**** Record set
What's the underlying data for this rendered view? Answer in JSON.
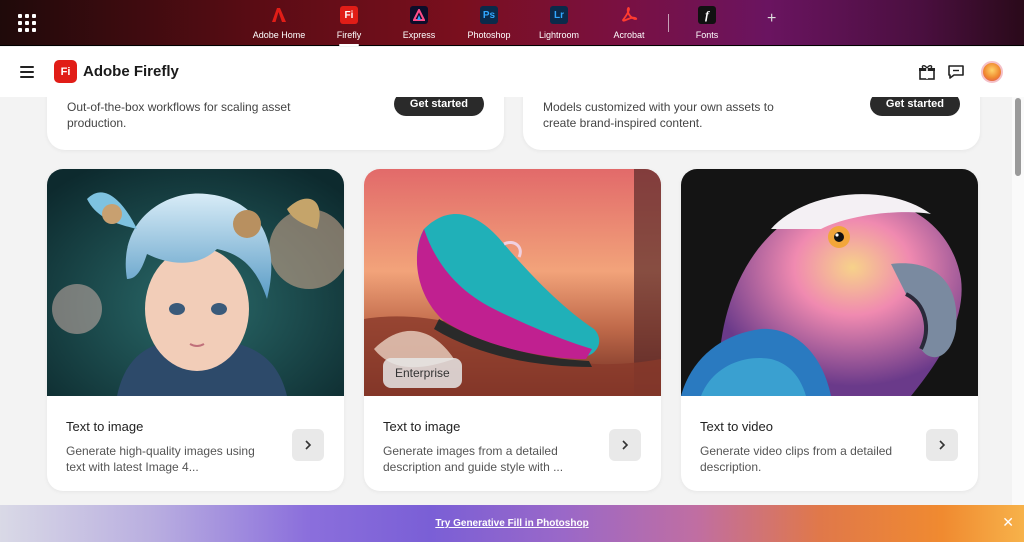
{
  "appbar": {
    "apps": [
      {
        "name": "Adobe Home",
        "glyph": "A",
        "color": "#e11d17",
        "active": false
      },
      {
        "name": "Firefly",
        "glyph": "Fi",
        "color": "#e11d17",
        "active": true
      },
      {
        "name": "Express",
        "glyph": "A",
        "color": "#0d0d2a",
        "active": false
      },
      {
        "name": "Photoshop",
        "glyph": "Ps",
        "color": "#0b2a4a",
        "active": false
      },
      {
        "name": "Lightroom",
        "glyph": "Lr",
        "color": "#0b2a4a",
        "active": false
      },
      {
        "name": "Acrobat",
        "glyph": "A",
        "color": "#e11d17",
        "active": false
      },
      {
        "name": "Fonts",
        "glyph": "f",
        "color": "#111111",
        "active": false
      }
    ]
  },
  "header": {
    "logo_text": "Fi",
    "brand": "Adobe Firefly"
  },
  "top_cards": [
    {
      "text": "Out-of-the-box workflows for scaling asset production.",
      "button": "Get started"
    },
    {
      "text": "Models customized with your own assets to create brand-inspired content.",
      "button": "Get started"
    }
  ],
  "cards": [
    {
      "title": "Text to image",
      "desc": "Generate high-quality images using text with latest Image 4...",
      "badge": ""
    },
    {
      "title": "Text to image",
      "desc": "Generate images from a detailed description and guide style with ...",
      "badge": "Enterprise"
    },
    {
      "title": "Text to video",
      "desc": "Generate video clips from a detailed description.",
      "badge": ""
    }
  ],
  "promo": {
    "link": "Try Generative Fill in Photoshop"
  }
}
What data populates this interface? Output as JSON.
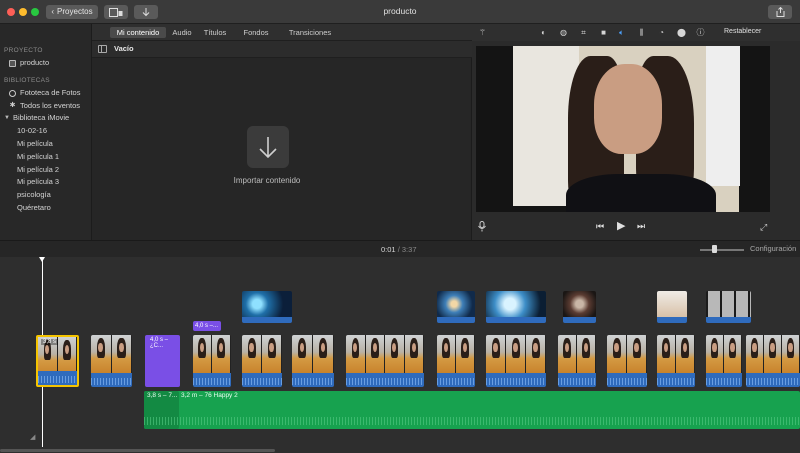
{
  "window": {
    "title": "producto",
    "back_label": "Proyectos",
    "icons": {
      "back": "chevron-left-icon",
      "media": "media-browser-icon",
      "import": "import-arrow-icon",
      "share": "share-icon"
    }
  },
  "sidebar": {
    "project_heading": "PROYECTO",
    "project_item": "producto",
    "libraries_heading": "BIBLIOTECAS",
    "library_items": [
      "Fototeca de Fotos",
      "Todos los eventos"
    ],
    "imovie_library": "Biblioteca iMovie",
    "events": [
      "10-02-16",
      "Mi película",
      "Mi película 1",
      "Mi película 2",
      "Mi película 3",
      "psicología",
      "Quéretaro"
    ]
  },
  "browser": {
    "tabs": [
      "Mi contenido",
      "Audio",
      "Títulos",
      "Fondos",
      "Transiciones"
    ],
    "active_tab": "Mi contenido",
    "filter_label": "Vacío",
    "import_label": "Importar contenido",
    "import_icon": "down-arrow-icon"
  },
  "viewer": {
    "reset_label": "Restablecer",
    "tool_icons": [
      "magic-wand-icon",
      "color-balance-icon",
      "color-correction-icon",
      "crop-icon",
      "stabilization-icon",
      "volume-icon",
      "equalizer-icon",
      "speed-icon",
      "noise-reduction-icon",
      "info-icon"
    ],
    "controls": {
      "mic": "microphone-icon",
      "prev": "skip-back-icon",
      "play": "play-icon",
      "next": "skip-forward-icon",
      "fullscreen": "expand-icon"
    }
  },
  "timeline": {
    "current_time": "0:01",
    "separator": "/",
    "duration": "3:37",
    "settings_label": "Configuración",
    "zoom_level": 0.3,
    "selected_clip_label": "3,8 s",
    "title_clip_label": "4,0 s – ¿C...",
    "small_title_label": "4,0 s –...",
    "music_head_label": "3,8 s – 7...",
    "music_label": "3,2 m – 76 Happy 2",
    "colors": {
      "video_audio": "#2f6bbd",
      "title": "#7a4fe6",
      "music": "#17a24f",
      "selection": "#f5c400"
    }
  }
}
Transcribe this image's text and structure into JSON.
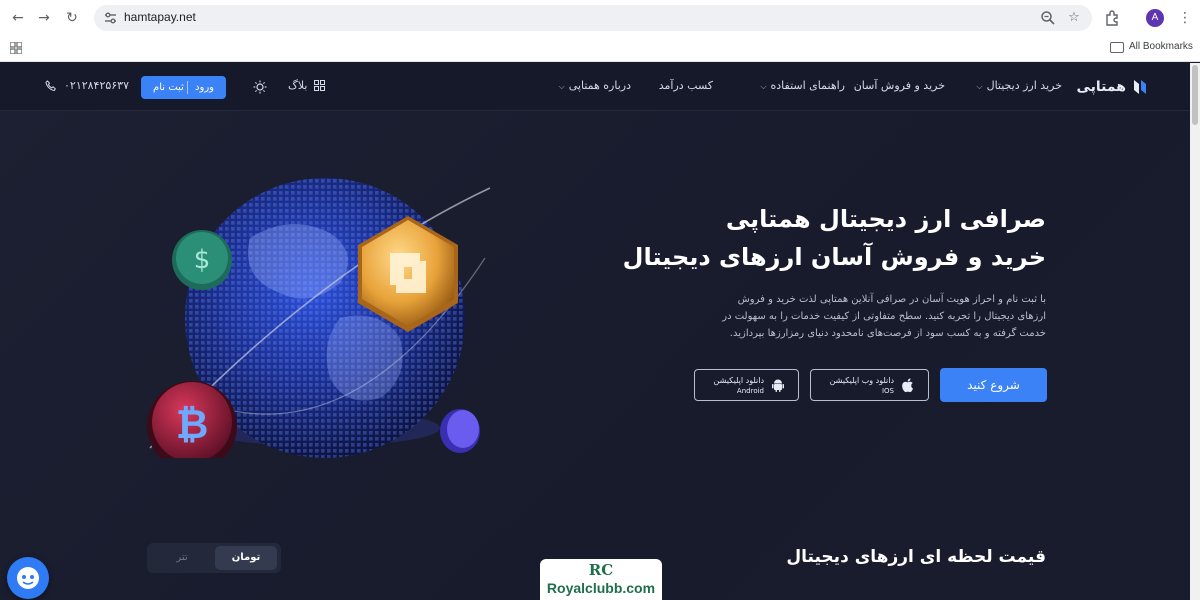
{
  "browser": {
    "url": "hamtapay.net",
    "avatar_letter": "A",
    "bookmarks_label": "All Bookmarks"
  },
  "site": {
    "logo_text": "همتاپی",
    "menu": [
      {
        "label": "خرید ارز دیجیتال",
        "has_dropdown": true
      },
      {
        "label": "خرید و فروش آسان",
        "has_dropdown": false
      },
      {
        "label": "راهنمای استفاده",
        "has_dropdown": true
      },
      {
        "label": "کسب درآمد",
        "has_dropdown": false
      },
      {
        "label": "درباره همتاپی",
        "has_dropdown": true
      }
    ],
    "blog_label": "بلاگ",
    "login_label": "ورود",
    "signup_label": "ثبت نام",
    "phone": "۰۲۱۲۸۴۲۵۶۳۷",
    "accent_color": "#3b82f6"
  },
  "hero": {
    "title_line1": "صرافی ارز دیجیتال همتاپی",
    "title_line2": "خرید و فروش آسان ارزهای دیجیتال",
    "description": "با ثبت نام و احراز هویت آسان در صرافی آنلاین همتاپی لذت خرید و فروش ارزهای دیجیتال را تجربه کنید. سطح متفاوتی از کیفیت خدمات را به سهولت در خدمت گرفته و به کسب سود از فرصت‌های نامحدود دنیای رمزارزها بپردازید.",
    "start_label": "شروع کنید",
    "ios_line1": "دانلود وب اپلیکیشن",
    "ios_line2": "IOS",
    "android_line1": "دانلود اپلیکیشن",
    "android_line2": "Android"
  },
  "prices": {
    "title": "قیمت لحظه ای ارزهای دیجیتال",
    "toggle_active": "تومان",
    "toggle_inactive": "تتر"
  },
  "watermark": {
    "monogram": "RC",
    "text": "Royalclubb.com"
  }
}
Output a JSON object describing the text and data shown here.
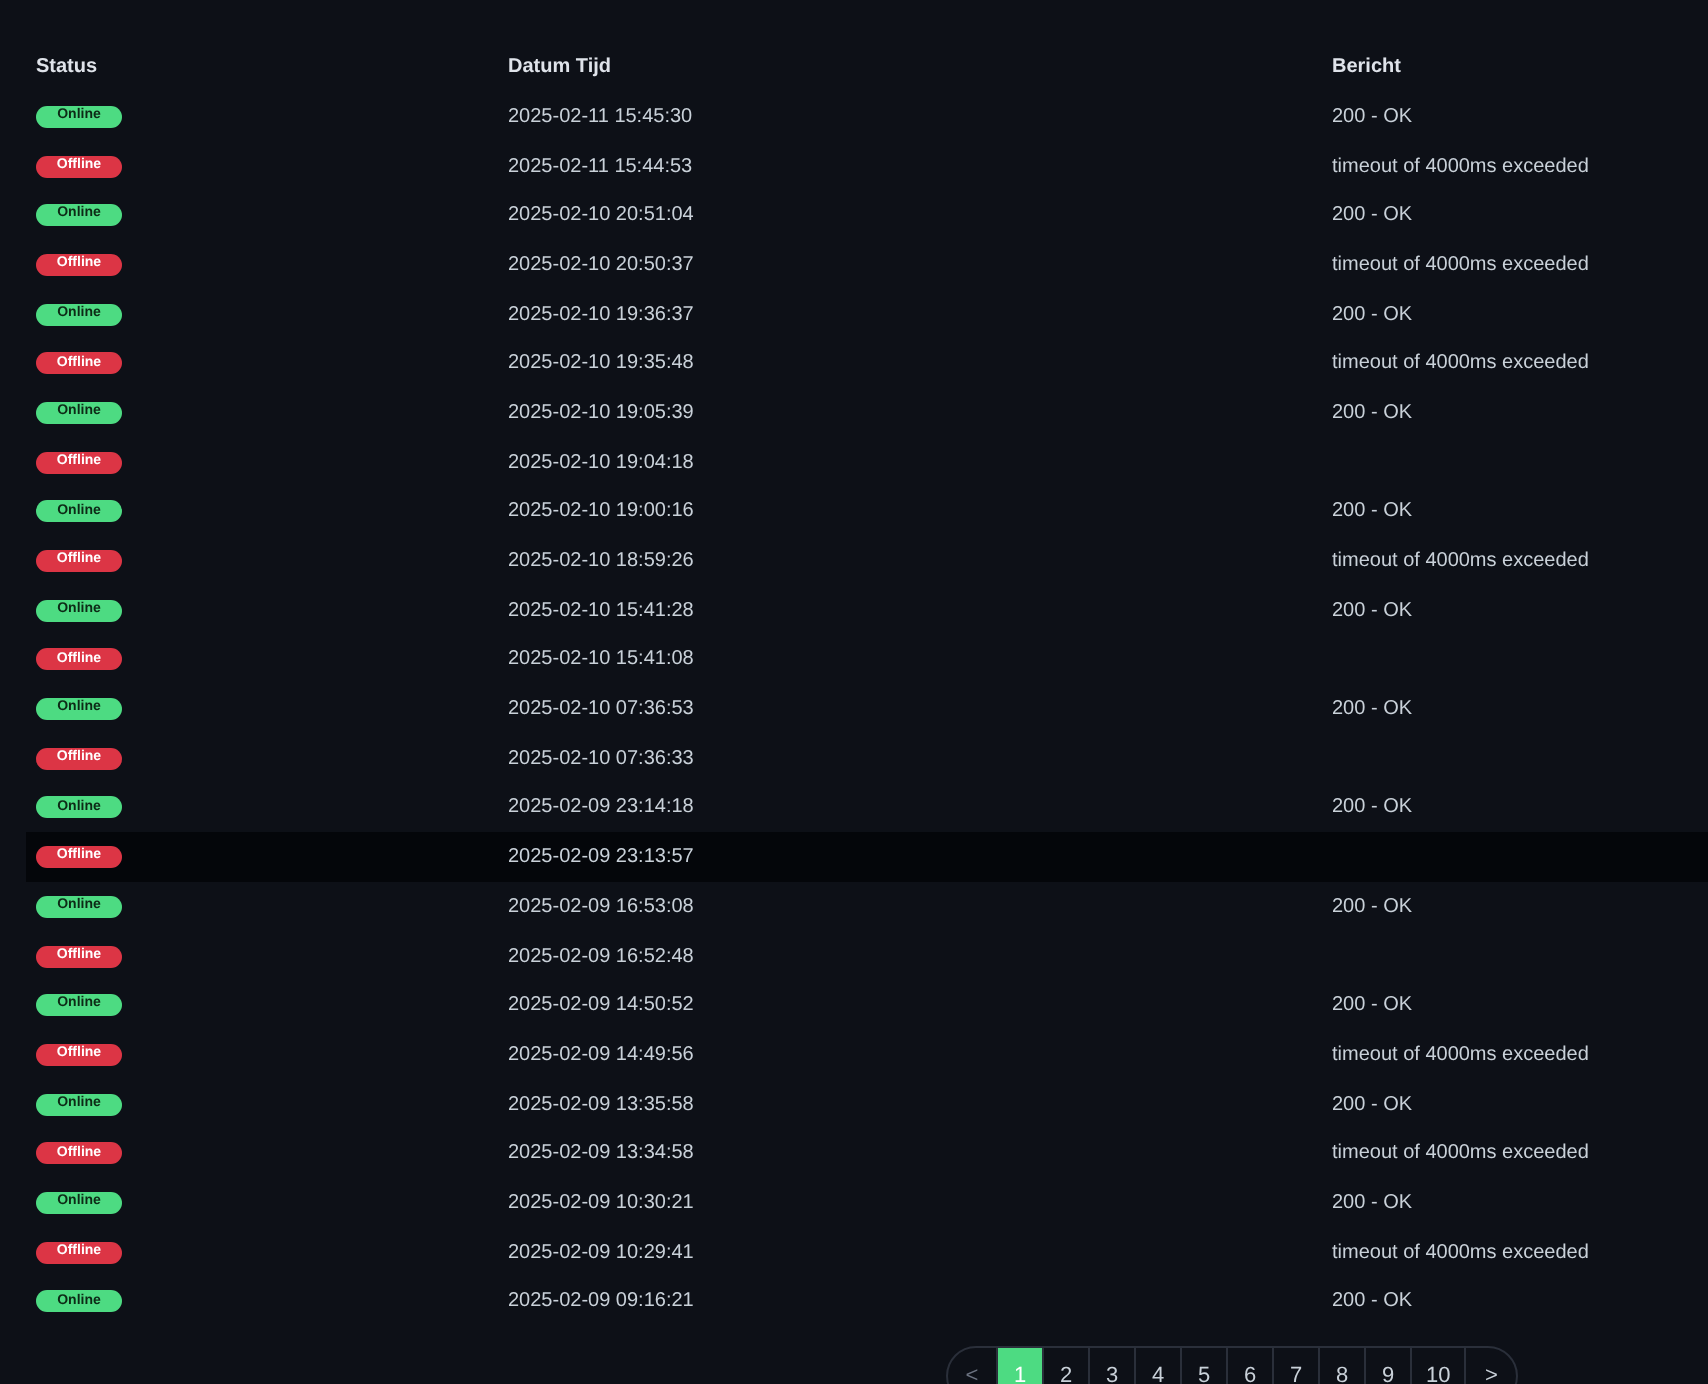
{
  "table": {
    "columns": [
      "Status",
      "Datum Tijd",
      "Bericht"
    ],
    "rows": [
      {
        "status": "Online",
        "kind": "online",
        "time": "2025-02-11 15:45:30",
        "message": "200 - OK",
        "highlighted": false
      },
      {
        "status": "Offline",
        "kind": "offline",
        "time": "2025-02-11 15:44:53",
        "message": "timeout of 4000ms exceeded",
        "highlighted": false
      },
      {
        "status": "Online",
        "kind": "online",
        "time": "2025-02-10 20:51:04",
        "message": "200 - OK",
        "highlighted": false
      },
      {
        "status": "Offline",
        "kind": "offline",
        "time": "2025-02-10 20:50:37",
        "message": "timeout of 4000ms exceeded",
        "highlighted": false
      },
      {
        "status": "Online",
        "kind": "online",
        "time": "2025-02-10 19:36:37",
        "message": "200 - OK",
        "highlighted": false
      },
      {
        "status": "Offline",
        "kind": "offline",
        "time": "2025-02-10 19:35:48",
        "message": "timeout of 4000ms exceeded",
        "highlighted": false
      },
      {
        "status": "Online",
        "kind": "online",
        "time": "2025-02-10 19:05:39",
        "message": "200 - OK",
        "highlighted": false
      },
      {
        "status": "Offline",
        "kind": "offline",
        "time": "2025-02-10 19:04:18",
        "highlighted": false
      },
      {
        "status": "Online",
        "kind": "online",
        "time": "2025-02-10 19:00:16",
        "message": "200 - OK",
        "highlighted": false
      },
      {
        "status": "Offline",
        "kind": "offline",
        "time": "2025-02-10 18:59:26",
        "message": "timeout of 4000ms exceeded",
        "highlighted": false
      },
      {
        "status": "Online",
        "kind": "online",
        "time": "2025-02-10 15:41:28",
        "message": "200 - OK",
        "highlighted": false
      },
      {
        "status": "Offline",
        "kind": "offline",
        "time": "2025-02-10 15:41:08",
        "highlighted": false
      },
      {
        "status": "Online",
        "kind": "online",
        "time": "2025-02-10 07:36:53",
        "message": "200 - OK",
        "highlighted": false
      },
      {
        "status": "Offline",
        "kind": "offline",
        "time": "2025-02-10 07:36:33",
        "highlighted": false
      },
      {
        "status": "Online",
        "kind": "online",
        "time": "2025-02-09 23:14:18",
        "message": "200 - OK",
        "highlighted": false
      },
      {
        "status": "Offline",
        "kind": "offline",
        "time": "2025-02-09 23:13:57",
        "highlighted": true
      },
      {
        "status": "Online",
        "kind": "online",
        "time": "2025-02-09 16:53:08",
        "message": "200 - OK",
        "highlighted": false
      },
      {
        "status": "Offline",
        "kind": "offline",
        "time": "2025-02-09 16:52:48",
        "highlighted": false
      },
      {
        "status": "Online",
        "kind": "online",
        "time": "2025-02-09 14:50:52",
        "message": "200 - OK",
        "highlighted": false
      },
      {
        "status": "Offline",
        "kind": "offline",
        "time": "2025-02-09 14:49:56",
        "message": "timeout of 4000ms exceeded",
        "highlighted": false
      },
      {
        "status": "Online",
        "kind": "online",
        "time": "2025-02-09 13:35:58",
        "message": "200 - OK",
        "highlighted": false
      },
      {
        "status": "Offline",
        "kind": "offline",
        "time": "2025-02-09 13:34:58",
        "message": "timeout of 4000ms exceeded",
        "highlighted": false
      },
      {
        "status": "Online",
        "kind": "online",
        "time": "2025-02-09 10:30:21",
        "message": "200 - OK",
        "highlighted": false
      },
      {
        "status": "Offline",
        "kind": "offline",
        "time": "2025-02-09 10:29:41",
        "message": "timeout of 4000ms exceeded",
        "highlighted": false
      },
      {
        "status": "Online",
        "kind": "online",
        "time": "2025-02-09 09:16:21",
        "message": "200 - OK",
        "highlighted": false
      }
    ]
  },
  "pagination": {
    "previous": "<",
    "next": ">",
    "pages": [
      {
        "label": "1",
        "selected": true
      },
      {
        "label": "2",
        "selected": false
      },
      {
        "label": "3",
        "selected": false
      },
      {
        "label": "4",
        "selected": false
      },
      {
        "label": "5",
        "selected": false
      },
      {
        "label": "6",
        "selected": false
      },
      {
        "label": "7",
        "selected": false
      },
      {
        "label": "8",
        "selected": false
      },
      {
        "label": "9",
        "selected": false
      },
      {
        "label": "10",
        "selected": false
      }
    ]
  }
}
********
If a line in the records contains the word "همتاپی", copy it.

**Answer space:**
    "logo_text": "همتاپی",
        "label": "درباره همتاپی",
    "title_line1": "صرافی ارز دیجیتال همتاپی",
    "description": "با ثبت نام و احراز هویت آسان در صرافی آنلاین همتاپی لذت خرید و فروش ارزهای دیجیتال را تجربه کنید. سطح متفاوتی از کیفیت خدمات را به سهولت در خدمت گرفته و به کسب سود از فرصت‌های نامحدود دنیای رمزارزها بپردازید.",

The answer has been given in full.